This is what happens for example in the security field. This expertise is rare and expensive, the demand recently has been growing, and big tech companies are competing to hire security researchers.

This is why I am convinced by our ambition, here at Semmle, to catalyze open security: the Semmle QL analyses are open source, welcoming contributions by all security researchers. In addition, LGTM.com runs these queries freely for all public open source projects, powering their code review with the expertise of the whole community.

Loop faster by applying a "shift-left" approach to your code review

Pair programming

People already agree that code review should happen early. Why not take it a step further, and experiment with pair (or mob) programming? Not only does it give you all the benefits of code review, at the earliest stage possible (while writing the code), but it has many other benefits. Check out this return on experience, where XP and Continuous Refactoring coach Philippe Bourgau tells the story of his team, trying to improve code reviews, and finally ending up with Pair Programming.

Augment your current workflow, don't slow it down

Christakis and Bird say in their study that “Program analysis should take a two-stage approach, with one analysis stage running in real time [...] and another overnight finding more intricate issues”. Yes, add linters and syntactic checks directly in your IDE.

Programs that perform deeper code analysis, and catch complex security vulnerabilities, such as Semmle’s QL engine, need more time and resources and can't be run at writing or compilation time, without slowing down the developer.
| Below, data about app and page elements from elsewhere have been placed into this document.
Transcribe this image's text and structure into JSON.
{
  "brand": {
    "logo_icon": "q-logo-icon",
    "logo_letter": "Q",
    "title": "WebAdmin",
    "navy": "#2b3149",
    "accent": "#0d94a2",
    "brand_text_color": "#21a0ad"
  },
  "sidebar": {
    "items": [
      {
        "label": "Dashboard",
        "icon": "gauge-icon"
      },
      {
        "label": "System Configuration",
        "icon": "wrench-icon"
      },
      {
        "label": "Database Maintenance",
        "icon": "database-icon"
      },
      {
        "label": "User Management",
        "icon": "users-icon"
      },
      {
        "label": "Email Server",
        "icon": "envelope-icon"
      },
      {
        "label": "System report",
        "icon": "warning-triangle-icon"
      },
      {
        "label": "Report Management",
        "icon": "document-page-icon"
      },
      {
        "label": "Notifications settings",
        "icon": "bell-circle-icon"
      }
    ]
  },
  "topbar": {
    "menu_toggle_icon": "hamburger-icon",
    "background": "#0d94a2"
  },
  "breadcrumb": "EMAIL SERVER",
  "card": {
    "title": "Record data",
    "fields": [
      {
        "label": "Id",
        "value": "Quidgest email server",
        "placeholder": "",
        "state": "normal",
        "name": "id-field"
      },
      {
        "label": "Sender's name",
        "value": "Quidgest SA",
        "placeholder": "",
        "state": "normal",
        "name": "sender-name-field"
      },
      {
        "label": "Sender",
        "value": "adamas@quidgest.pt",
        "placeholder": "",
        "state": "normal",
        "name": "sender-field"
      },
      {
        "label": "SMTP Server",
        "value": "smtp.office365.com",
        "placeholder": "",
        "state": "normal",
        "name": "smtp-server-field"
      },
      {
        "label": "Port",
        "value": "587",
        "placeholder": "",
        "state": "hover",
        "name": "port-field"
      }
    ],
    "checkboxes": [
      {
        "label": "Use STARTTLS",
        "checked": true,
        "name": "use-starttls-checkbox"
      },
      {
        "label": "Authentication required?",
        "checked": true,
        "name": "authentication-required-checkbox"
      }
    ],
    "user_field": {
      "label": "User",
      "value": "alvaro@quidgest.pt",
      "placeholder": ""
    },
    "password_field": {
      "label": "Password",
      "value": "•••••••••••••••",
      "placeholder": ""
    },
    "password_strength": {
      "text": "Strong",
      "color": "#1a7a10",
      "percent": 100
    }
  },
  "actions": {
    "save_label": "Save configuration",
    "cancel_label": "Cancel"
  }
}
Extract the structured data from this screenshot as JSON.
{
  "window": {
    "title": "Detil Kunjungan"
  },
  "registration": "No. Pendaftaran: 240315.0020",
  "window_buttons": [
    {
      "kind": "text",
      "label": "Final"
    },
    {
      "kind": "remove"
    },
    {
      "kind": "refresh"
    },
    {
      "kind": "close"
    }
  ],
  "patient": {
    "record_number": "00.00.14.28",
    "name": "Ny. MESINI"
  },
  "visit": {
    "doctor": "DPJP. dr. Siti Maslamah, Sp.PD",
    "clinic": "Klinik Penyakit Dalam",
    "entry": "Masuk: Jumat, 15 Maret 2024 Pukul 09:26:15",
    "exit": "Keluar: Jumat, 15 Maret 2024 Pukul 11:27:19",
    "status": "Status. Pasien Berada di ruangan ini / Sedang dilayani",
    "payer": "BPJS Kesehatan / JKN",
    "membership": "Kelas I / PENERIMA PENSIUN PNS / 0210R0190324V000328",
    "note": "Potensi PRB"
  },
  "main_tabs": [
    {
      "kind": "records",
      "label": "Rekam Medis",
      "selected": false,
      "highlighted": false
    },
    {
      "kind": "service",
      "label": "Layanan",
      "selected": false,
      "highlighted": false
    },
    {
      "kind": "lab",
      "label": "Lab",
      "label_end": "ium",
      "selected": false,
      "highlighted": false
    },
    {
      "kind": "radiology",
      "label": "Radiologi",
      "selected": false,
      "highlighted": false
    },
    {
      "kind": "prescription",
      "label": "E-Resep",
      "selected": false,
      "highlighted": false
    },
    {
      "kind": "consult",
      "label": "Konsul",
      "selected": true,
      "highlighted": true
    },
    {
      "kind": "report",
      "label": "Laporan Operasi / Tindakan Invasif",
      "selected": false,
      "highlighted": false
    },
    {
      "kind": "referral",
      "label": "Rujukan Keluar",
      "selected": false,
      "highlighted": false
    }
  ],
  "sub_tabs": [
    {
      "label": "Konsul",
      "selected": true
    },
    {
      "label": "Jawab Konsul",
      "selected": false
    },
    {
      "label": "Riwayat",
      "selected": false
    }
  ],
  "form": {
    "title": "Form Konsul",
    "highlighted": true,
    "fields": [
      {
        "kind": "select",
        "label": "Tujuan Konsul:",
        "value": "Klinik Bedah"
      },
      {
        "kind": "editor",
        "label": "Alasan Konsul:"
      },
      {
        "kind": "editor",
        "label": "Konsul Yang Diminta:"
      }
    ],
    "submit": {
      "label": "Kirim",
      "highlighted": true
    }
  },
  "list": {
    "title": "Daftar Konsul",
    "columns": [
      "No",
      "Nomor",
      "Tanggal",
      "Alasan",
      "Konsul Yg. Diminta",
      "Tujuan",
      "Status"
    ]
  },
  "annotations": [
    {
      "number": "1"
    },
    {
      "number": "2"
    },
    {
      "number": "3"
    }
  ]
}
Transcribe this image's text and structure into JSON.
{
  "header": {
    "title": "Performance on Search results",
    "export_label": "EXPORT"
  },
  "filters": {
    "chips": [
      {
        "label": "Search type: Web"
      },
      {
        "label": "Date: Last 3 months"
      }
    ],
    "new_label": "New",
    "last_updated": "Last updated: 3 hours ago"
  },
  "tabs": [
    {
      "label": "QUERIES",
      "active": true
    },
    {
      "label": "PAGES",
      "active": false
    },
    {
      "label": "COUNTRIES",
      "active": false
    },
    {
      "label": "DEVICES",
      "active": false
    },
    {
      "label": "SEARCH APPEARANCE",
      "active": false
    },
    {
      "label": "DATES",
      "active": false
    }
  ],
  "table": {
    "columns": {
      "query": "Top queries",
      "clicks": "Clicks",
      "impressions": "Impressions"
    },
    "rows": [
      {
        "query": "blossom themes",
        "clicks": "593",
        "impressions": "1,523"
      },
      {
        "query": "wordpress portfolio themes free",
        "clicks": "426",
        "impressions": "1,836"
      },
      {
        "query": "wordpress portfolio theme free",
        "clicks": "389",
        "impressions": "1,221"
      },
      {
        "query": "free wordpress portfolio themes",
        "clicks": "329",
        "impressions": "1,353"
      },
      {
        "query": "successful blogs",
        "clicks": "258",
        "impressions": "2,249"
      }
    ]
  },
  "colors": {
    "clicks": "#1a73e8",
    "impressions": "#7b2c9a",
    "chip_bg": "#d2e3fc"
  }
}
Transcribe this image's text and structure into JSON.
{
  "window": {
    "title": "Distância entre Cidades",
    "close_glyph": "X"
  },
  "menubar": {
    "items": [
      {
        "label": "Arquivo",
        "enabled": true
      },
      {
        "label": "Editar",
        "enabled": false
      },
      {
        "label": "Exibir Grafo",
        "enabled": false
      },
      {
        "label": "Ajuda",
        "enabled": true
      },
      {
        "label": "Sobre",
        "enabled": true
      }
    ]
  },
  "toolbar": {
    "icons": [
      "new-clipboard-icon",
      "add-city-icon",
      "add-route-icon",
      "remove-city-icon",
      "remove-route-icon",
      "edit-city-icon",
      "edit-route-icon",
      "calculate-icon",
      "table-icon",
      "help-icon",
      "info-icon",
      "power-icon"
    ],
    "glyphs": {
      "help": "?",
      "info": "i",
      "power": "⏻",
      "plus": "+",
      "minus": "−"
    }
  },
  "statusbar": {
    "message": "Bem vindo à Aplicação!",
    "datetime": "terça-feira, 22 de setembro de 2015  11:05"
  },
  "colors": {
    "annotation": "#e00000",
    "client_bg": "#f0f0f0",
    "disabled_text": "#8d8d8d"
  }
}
But rather than running overnight, code review is the right place for these kinds of analysis, so that results can be checked and problems caught before code is merged.

As a developer, I don't want to adapt my workflow to new tools, I want all tools to integrate seamlessly within my development workflow. So I want my linters to work inside my IDE, and I want the deeper code analyzers such as LGTM to show up in my pull requests. This is how I will loop faster!

lgtm pr check

You can install the free LGTM GitHub App on your open source projects to get automated code review enabled for your projects in LGTM.


Software development is a fast-changing world, requiring constant adaptation. Your working environment and your code must be kept clean, easy to navigate, easy to change! Can we learn from military theories to improve our daily work? John Boyd claimed that his OODA loop was the central mechanism enabling adaptation to any fast-changing world, not limited to a military context. And indeed, we can detect its principles in many proven software development practices. So let’s follow these principles and explore new ideas for getting back control of our code!

Voltaire wrote “Qui plume a, guerre a”, which can be translated as “To hold a pen is to be at war”. I hope he will forgive me for changing his words to To use a keyboard is to be at war.

Image Credits:

  • Main photo by Airman 1st Class Kevin Sommer Gi - 19th Airlift Wing - Copyright: Public Domain
  • High Voltage pissing contest by Ron Bailey

  1. "Since 2016, respondents to our annual report have overwhelmingly identified code review as the top practice for improving code quality." The State of Code Review 2018 - SmartBear. https://smartbear.com/resources/ebooks/the-state-of-code-review-2018/

  2. What Developers Want and Need from Program Analysis: An Empirical Study, Maria Christakis Christian Bird, Microsoft Research, Redmond, USA - September 2016. https://mariachris.github.io/Pubs/ASE-2016.pdf

  3. DESTRUCTION AND CREATION, John Boyd, September 1976, http://www.goalsys.com/books/documents/DESTRUCTION_AND_CREATION.pdf